Value Line offers a number of proprietary measures to help investors identify so-called conservative stocks, the most notable being the Safety Rank. This measure is computed by averaging a stock’s Price Stability score and the company’s Financial Strength Rating. Safety Ranks range from 1 (Highest) to 5 (Lowest) and are distributed roughly in a bell curve, with the greatest number of stocks scoring 3 (Average) and the smallest number at the extremes (i.e. 1 and 5). Thus, selecting stocks that hold the best possible scores (i.e., 1 or 2) would help investors to avoid riskier fare.
Value Line provides screens each week, published in the Summary & Index section of The Value Line Investment Survey, that cull out stocks earning the 1 (Highest) Safety Rank and the 2 (Above Average) Safety Rank (presented as two separate screens). This alleviates the need to rummage through on a stock-by-stock basis, trying to find the most conservative issues. A couple of interesting stocks that recently made these elite lists include: Nike, Inc. “B” (NKE) and Celgene Corp. (CELG).
Nike, Inc. “B”
Nike is the largest seller of athletic footwear and apparel in the world.
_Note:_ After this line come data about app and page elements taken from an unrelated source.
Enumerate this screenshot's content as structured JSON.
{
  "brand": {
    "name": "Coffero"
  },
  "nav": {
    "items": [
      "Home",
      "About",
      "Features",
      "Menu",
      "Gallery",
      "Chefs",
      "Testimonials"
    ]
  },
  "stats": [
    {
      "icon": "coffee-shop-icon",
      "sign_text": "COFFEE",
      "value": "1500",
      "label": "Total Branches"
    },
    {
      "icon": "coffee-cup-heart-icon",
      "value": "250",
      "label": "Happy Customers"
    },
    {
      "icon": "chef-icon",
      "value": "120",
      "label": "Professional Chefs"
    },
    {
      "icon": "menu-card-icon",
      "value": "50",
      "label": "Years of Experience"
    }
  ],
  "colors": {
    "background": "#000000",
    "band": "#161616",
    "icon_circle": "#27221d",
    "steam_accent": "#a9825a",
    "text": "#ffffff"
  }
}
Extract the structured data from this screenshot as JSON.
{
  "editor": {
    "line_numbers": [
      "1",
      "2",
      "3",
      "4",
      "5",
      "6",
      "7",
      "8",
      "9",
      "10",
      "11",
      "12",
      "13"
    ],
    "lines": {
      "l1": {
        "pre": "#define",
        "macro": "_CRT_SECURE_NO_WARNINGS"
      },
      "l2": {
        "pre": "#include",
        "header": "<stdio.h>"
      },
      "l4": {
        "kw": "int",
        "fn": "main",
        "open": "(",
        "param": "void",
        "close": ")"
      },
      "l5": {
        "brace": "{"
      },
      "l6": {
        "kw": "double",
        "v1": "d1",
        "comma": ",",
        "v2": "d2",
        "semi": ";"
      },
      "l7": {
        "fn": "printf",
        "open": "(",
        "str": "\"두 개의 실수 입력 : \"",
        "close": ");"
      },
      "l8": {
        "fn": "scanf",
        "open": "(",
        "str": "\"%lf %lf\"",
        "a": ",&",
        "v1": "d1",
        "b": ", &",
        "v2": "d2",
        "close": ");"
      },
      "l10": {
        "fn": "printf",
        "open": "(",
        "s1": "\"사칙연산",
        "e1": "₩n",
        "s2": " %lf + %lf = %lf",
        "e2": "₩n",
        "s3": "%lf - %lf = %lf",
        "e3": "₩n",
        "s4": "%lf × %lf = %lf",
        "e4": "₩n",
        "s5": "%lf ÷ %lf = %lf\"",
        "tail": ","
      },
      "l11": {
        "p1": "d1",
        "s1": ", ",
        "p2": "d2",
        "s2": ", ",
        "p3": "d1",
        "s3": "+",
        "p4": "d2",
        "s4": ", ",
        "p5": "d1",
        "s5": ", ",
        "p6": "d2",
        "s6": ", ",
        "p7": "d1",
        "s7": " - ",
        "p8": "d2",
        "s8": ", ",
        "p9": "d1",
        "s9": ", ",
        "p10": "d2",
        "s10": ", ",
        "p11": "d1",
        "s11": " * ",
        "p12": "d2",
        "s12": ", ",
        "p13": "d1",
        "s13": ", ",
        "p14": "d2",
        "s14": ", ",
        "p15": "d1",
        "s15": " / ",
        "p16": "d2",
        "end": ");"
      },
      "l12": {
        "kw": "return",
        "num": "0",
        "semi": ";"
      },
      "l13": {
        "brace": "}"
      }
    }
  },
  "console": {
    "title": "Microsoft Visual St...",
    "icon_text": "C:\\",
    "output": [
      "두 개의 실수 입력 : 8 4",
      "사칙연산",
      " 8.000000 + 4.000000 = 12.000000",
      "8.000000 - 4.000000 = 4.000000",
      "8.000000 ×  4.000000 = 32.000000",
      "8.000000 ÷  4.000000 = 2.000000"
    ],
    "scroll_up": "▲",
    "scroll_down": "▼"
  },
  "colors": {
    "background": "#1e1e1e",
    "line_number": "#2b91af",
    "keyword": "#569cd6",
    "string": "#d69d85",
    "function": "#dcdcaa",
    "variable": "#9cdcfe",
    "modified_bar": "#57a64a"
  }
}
It designs, develops and markets products that are produced mainly outside the United States. Running, training, basketball, soccer, sport-inspired casual shoes, and kids’ shoes are currently the top-selling footwear categories, but Nike also makes footwear designed for baseball, cheerleading, football, golf, lacrosse, outdoor activities, skateboarding, tennis, volleyball, walking, wrestling, and other athletic and recreational uses. Nike’s shoes are designed for athletic use, but a large percentage of them are worn for casual purposes. Products are sold “Direct to Consumer” through Nike-owned retail stores and nike.com, as well as through third-party retail and web outlets. The company's wholly owned subsidiaries include Cole Haan, Converse, Hurley, and Umbro.
Nike reported strong top-line sales at its 2012 fiscal year end (closed May 31st). Despite macroeconomic pressures at home and in international markets, the shoe giant realized strong sales due to its formidable portfolio. However, investors seemed displeased with the lackluster share-earnings results, which led to some selling. Adding to investor unease was news that the company plans to divest both the Cole Haan and Umbro brands. These divestitures will likely lead to lower sales growth moving forward.
However, we are of the view that these shares hold merit for conservative investors. The core Nike brand covers a broad customer base both in the sporting and fashion arenas. Also, expansion of the product lineup and other acquisition-related activities will probably be pursued in the near future. The recent stock-price decline may signal a good entry point for those with an eye on longer-term gains. The solid Financial Strength of the company, coupled with a high Safety score are encouraging.
Celgene Corp. engages in the development and commercialization of therapies to treat cancer and immune-inflammatory diseases. It offers a plethora of therapies, with current sales being dominated by Revlimid (67% of 2011 sales, treats cancer of white blood cells responsible for the production of antibodies), Vidaza (15%), and Thalomid (7%). It also has an extensive pipeline, which includes immunomodulators, oral anti-inflammatory agents, kinase inhibitors, small cell lung cancer treatments, ABI compounds, and cellular therapies.
Celgene has had some short-term challenges of late. At the forefront was the company’s recent European withdrawal of expanded labeling utilization for Revlimid. The drug is already approved in Europe, as a treatment in the relapsed/refractory space, but it was seeking to have the drug’s utilization expanded to multiple myeloma. However, the overseas regulatory board found the Phase III data not to be convincing. The company subsequently withdrew its FDA submission until sometime next year.
Despite the setback, Celgene intends to conduct further trials and resubmit new data in the near future. Another bright spot was the FDA’s acceptance of Pomalidomide for review, a possible drug geared toward the treatment of relapsed/refractory multiple myeloma. A regulatory decision could possibly be attained by early next year. And with other ongoing clinical trials, Celgene will likely attain further commercial success in the 3- to 5-year time frame.
The drug company is financially well positioned to conduct several clinical trials with plenty of cash on hand and an Above Average Financial Strength rating. Furthermore, the solid Safety rank suggests there is less risk here than most equities under our review.
At the time of this article's writing, the author did not have positions in any of the companies mentioned.